Not `Good Quality’
Leverage, a measure of credit quality, is the ratio of a company’s debt to its earnings before interest, taxes, depreciation and amortization. US Foodservice will probably be leveraged 9.3 times after its takeover and Thomson Learning will be leveraged 10.7 times, according to KDP.
Thomson Learning dropped plans to sell toggle bonds as investors balked, according to a report by Montpelier, Vermont- based high-yield research firm KDP. Toronto-based Thomson Learning’s senior notes are rated Caa1 by Moody’s Investors Service and CCC+ by S&P, seven levels below investment-grade. Bonds rated Caa “may be in default or there may be present elements of danger,” according to Moody’s.
“The problem with this supply is it’s not of particularly good quality and the capital structures are very, very aggressive,” said Durbiano. “I think at the end of the day the structures will all be redone.”
There is still demand for speculative-grade debt, just not deals that are this highly leveraged, Durbiano said. Eight U.S. companies cut interest rates on proposed loans in the past week, compared with four that raised rates, S&P LCD data show.

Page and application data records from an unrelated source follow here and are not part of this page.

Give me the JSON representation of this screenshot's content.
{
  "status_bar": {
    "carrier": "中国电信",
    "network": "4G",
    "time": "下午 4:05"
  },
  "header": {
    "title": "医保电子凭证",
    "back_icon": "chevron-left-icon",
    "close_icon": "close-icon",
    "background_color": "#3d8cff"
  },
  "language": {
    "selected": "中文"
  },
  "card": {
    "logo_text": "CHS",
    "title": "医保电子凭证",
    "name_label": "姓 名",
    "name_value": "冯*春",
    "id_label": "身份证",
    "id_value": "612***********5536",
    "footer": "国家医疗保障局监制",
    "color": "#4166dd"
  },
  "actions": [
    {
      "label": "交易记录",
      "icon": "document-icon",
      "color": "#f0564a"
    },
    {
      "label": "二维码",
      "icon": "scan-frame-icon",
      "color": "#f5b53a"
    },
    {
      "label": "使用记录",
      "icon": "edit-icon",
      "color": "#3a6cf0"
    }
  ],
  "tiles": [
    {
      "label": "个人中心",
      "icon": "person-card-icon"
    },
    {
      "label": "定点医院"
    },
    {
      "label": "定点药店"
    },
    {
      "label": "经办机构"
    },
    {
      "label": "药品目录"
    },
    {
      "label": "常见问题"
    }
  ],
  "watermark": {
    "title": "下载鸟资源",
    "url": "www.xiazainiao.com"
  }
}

Debt rated below Baa3 by Moody’s and BBB- by S&P is considered high-yield, or junk. Investors withdrew $502 million from high-yield mutual funds the week ended June 20, the biggest redemption since September 2005, according to AMG Data Services in Arcata, California.
Thomson is now selling $1.2 billion of senior notes due in 2014 that will have cash coupons and $400 million of subordinated debt due in 2015 which won’t pay interest for two years, KDP said. Thomson also increased the interest in its $3.44 billion term loan by 0.25 percentage point and is offering the loan at a discount of 99 to 99.25 cents on the dollar, KDP said.
Adam Gaber, spokesman for Thomson, didn’t immediately return a call seeking comment. Bloomberg LP is the parent of Bloomberg News and competes with Thomson Corp. in selling information and trading systems to the financial-services industry.
A month-old index that allows investors to bet on the U.S. high-yield loan market has fallen for 10 straight days as banks hedge the risks from prospective deals and hedge funds use the index as a cheap way to bet ballooning debt loads will cause risk premiums to widen.
The LCDX index, which falls when perceptions of risk deteriorate, has dropped 1.66 since June 1, quoted at 98.93 today, according to broker Phoenix Partners Group. The prices imply that the cost to protect $10 million in bank loans included in the index from default jumped to $147,700 today from $105,000 at the beginning of the month, according to Markit Group Ltd., the index administrator.
“I don’t think it means a real cutoff of supply to the private equity firms yet,” said Fridson of FridsonVision. “But it might affect the pricing, how much they can pay for companies. They can probably rectify that by putting more equity into the deal, which they won’t like as it will bring down the expected return.”
US Foodservice increased the interest on its proposed $1.565 seven-year term loan by 0.25 percentage point and will now offer the debt at a discount of 99.5 cents on the dollar, S&P said.
US Foodservice also proposed selling $1 billion of eight- year toggle notes and $550 million of 10-year subordinated securities, according to KDP. S&P assigned the notes a CCC rating and Moody’s rated them Caa2.
US Foodservice is now planning to sell $550 million of cash- interest senior notes, $550 million of toggles and $450 million of senior subordinated discount notes, according to a person familiar with the sale who declined to be identified because the terms aren’t set. Rob Meyne, spokesman for US Foodservice, didn’t immediately return a call.
Companies sold $31.9 billion of bonds in the U.S. this week, compared with a weekly average of $24.6 billion in 2007, Bloomberg data show.